__ACTIVITY__
Only the lines that contain the string "chart" belong in the answer; pull them from the records.

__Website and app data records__

__________

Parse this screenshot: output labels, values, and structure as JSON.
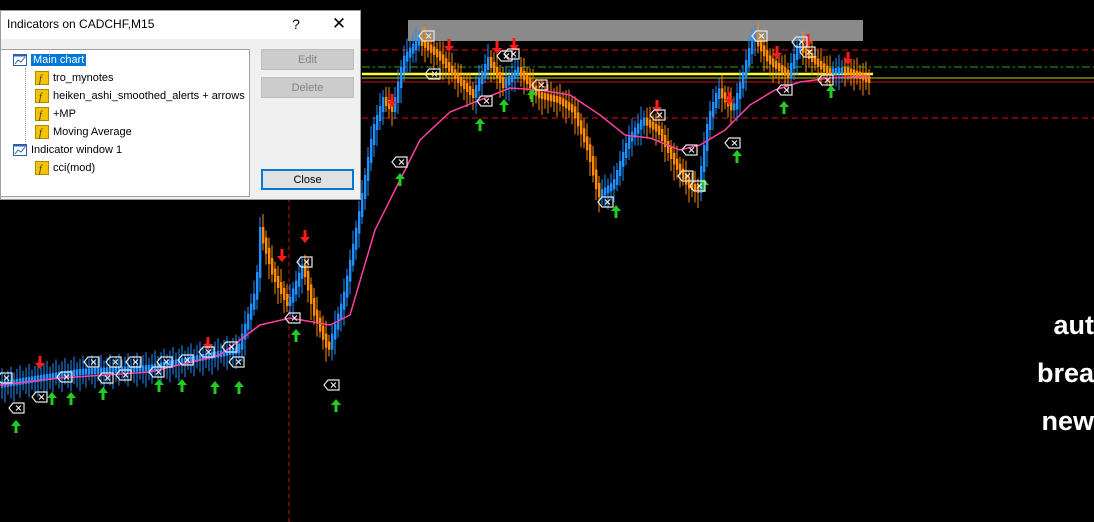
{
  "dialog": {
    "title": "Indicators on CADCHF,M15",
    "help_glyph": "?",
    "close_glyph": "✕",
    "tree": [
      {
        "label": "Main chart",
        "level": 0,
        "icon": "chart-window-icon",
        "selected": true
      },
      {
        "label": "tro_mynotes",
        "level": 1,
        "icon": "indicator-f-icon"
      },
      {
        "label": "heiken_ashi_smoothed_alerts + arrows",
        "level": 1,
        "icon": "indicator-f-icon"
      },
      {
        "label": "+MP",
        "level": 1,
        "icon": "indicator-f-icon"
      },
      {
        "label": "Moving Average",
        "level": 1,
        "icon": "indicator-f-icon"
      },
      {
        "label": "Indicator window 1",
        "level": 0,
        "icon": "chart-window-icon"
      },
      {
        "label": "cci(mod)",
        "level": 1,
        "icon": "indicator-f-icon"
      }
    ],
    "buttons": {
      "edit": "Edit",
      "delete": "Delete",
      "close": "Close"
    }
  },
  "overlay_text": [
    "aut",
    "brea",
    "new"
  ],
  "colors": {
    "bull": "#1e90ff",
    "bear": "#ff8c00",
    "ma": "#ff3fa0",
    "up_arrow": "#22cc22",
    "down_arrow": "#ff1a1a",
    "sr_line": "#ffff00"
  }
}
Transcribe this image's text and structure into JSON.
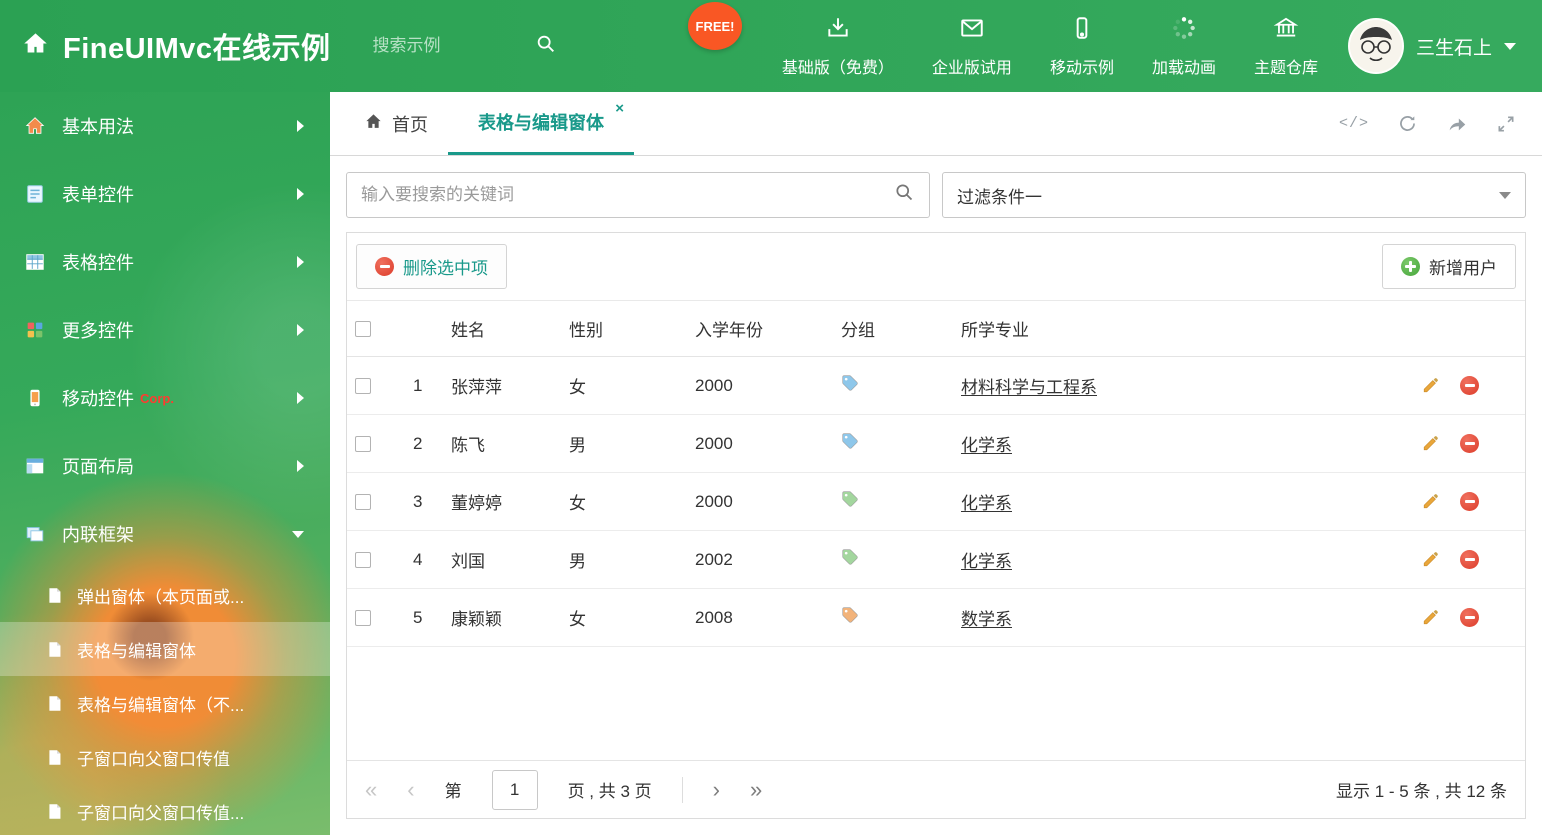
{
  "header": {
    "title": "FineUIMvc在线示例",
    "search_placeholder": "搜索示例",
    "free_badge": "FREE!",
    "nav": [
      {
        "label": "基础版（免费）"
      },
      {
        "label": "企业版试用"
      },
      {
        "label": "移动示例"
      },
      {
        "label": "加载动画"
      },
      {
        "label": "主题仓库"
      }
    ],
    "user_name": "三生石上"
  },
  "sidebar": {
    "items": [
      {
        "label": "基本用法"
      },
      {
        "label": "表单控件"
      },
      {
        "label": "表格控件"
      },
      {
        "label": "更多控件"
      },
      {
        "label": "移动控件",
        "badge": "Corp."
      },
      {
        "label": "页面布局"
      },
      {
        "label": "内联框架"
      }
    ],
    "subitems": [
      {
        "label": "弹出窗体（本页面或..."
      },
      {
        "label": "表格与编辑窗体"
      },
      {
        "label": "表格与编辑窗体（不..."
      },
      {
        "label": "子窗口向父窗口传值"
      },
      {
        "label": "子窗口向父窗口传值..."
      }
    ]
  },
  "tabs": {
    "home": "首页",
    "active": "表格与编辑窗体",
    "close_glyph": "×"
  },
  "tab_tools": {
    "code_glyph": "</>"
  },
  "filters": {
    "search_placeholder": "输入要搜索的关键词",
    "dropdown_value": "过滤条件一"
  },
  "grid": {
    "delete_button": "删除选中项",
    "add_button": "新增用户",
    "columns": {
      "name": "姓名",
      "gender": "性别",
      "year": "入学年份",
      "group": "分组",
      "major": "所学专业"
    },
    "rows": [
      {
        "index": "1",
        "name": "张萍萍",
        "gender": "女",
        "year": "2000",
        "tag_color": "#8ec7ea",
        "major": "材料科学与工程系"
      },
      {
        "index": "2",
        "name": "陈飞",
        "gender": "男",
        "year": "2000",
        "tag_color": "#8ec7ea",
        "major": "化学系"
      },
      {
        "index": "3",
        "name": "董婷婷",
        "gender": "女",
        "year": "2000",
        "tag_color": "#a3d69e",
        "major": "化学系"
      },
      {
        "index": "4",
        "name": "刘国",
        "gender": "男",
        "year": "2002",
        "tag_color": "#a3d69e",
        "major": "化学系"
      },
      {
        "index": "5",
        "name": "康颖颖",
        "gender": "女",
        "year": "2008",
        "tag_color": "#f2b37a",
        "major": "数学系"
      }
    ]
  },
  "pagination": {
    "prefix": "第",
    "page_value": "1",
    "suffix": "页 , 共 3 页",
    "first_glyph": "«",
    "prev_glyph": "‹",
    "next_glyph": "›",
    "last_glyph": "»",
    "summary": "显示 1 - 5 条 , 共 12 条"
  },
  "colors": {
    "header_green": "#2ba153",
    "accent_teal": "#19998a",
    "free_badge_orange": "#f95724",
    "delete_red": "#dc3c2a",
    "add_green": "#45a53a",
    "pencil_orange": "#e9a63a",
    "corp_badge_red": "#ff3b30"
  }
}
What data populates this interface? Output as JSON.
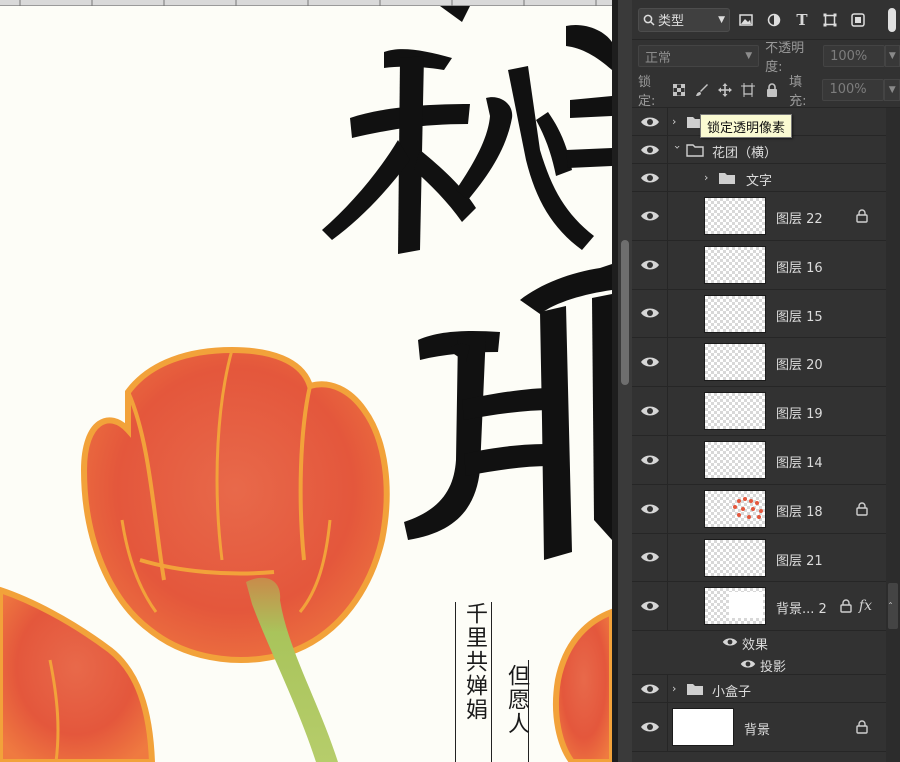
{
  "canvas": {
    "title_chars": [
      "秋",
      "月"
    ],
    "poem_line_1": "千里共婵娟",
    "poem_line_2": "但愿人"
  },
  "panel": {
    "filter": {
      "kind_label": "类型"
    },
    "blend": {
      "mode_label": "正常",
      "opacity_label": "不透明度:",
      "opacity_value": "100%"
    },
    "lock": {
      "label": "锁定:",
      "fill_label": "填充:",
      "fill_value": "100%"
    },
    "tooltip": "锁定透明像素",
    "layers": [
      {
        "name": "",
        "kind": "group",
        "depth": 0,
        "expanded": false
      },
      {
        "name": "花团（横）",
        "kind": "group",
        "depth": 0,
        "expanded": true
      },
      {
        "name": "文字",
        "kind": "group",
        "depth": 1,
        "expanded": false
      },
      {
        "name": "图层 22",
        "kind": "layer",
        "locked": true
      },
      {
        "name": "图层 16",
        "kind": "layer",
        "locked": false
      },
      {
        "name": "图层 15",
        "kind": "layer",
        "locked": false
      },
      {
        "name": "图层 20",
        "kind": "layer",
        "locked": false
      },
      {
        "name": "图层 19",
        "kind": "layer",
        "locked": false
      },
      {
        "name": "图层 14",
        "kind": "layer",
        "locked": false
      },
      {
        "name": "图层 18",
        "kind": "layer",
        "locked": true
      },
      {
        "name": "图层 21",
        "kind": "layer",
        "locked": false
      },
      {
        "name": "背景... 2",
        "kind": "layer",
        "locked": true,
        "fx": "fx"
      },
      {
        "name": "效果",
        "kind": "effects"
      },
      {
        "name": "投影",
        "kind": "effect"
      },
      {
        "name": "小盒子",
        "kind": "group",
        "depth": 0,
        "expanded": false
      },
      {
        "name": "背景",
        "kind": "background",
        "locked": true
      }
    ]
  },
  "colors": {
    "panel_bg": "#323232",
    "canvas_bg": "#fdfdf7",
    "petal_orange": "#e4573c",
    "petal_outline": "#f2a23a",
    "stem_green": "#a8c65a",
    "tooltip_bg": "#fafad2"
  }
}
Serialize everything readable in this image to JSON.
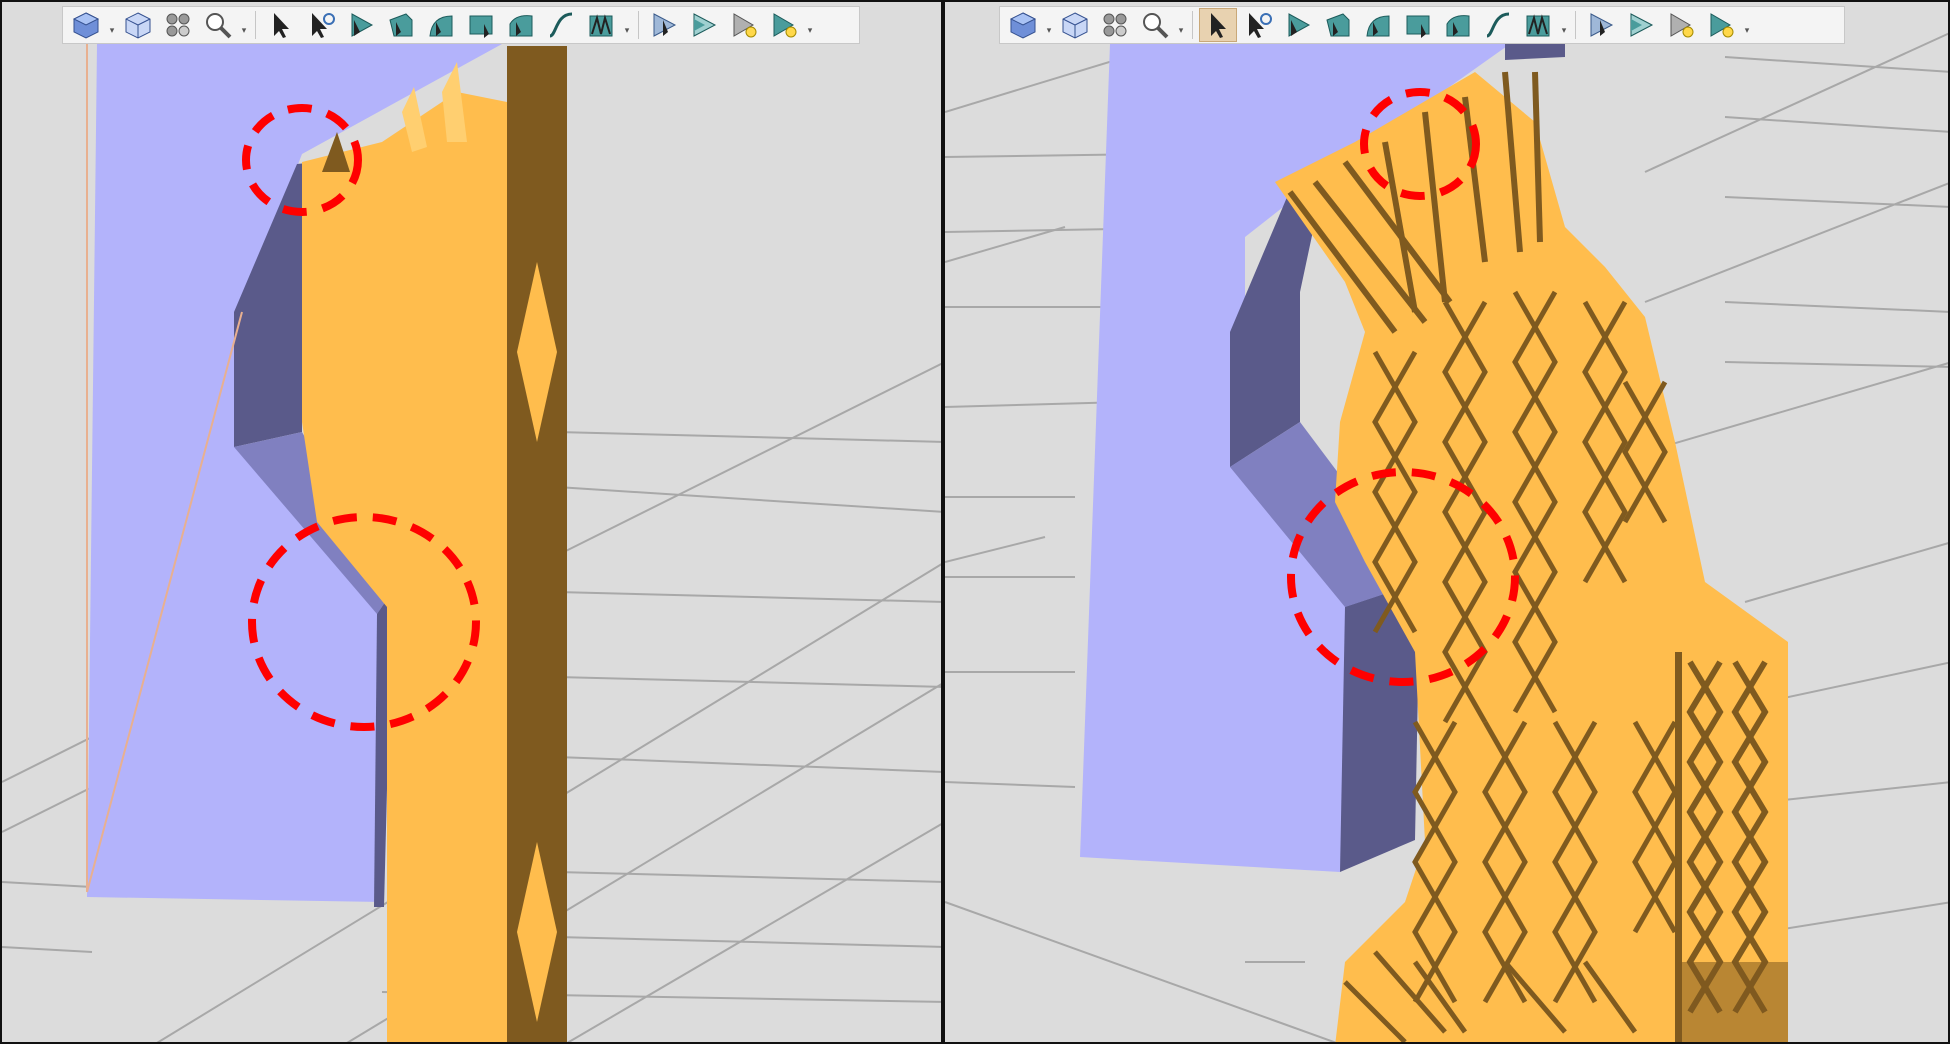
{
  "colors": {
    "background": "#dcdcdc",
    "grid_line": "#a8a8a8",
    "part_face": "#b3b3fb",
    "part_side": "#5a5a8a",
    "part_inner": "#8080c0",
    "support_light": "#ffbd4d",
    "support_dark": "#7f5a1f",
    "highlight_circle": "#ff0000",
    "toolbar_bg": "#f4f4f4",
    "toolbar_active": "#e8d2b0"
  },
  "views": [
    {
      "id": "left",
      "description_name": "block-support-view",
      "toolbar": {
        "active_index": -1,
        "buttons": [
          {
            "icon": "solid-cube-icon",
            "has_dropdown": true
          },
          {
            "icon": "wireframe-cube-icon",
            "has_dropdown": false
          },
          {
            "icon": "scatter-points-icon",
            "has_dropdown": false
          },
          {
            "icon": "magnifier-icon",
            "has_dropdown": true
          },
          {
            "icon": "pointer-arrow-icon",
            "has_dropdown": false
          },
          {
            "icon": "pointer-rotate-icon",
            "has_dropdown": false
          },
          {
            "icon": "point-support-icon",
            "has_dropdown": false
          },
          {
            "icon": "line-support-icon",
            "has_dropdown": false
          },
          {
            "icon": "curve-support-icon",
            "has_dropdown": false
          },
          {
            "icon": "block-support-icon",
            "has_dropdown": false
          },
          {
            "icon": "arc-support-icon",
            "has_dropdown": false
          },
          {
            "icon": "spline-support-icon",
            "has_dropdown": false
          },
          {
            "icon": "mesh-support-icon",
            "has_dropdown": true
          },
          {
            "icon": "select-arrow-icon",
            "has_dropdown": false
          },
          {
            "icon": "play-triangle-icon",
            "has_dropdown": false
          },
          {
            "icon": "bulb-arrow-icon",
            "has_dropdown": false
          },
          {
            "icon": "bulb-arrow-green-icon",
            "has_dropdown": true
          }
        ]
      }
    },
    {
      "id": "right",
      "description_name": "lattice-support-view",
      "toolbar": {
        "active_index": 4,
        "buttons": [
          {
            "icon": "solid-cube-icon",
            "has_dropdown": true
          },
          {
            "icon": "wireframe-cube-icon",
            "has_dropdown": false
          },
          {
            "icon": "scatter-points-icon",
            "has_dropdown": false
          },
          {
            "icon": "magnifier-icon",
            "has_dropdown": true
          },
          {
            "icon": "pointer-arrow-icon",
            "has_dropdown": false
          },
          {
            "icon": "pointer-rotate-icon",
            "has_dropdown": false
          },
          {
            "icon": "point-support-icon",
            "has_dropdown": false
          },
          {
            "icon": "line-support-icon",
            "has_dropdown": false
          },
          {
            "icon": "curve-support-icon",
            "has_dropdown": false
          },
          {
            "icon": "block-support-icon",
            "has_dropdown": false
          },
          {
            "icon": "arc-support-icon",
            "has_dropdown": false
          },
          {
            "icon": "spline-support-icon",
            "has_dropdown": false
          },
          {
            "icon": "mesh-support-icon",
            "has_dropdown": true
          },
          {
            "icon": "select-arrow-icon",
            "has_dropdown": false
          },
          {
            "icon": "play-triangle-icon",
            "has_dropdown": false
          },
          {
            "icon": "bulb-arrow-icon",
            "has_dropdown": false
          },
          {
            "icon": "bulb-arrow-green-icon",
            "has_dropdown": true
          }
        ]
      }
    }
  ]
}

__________

__RESULT__
        "label": "Main chart",
        "icon": "chart-window-icon",
        "icon": "chart-window-icon"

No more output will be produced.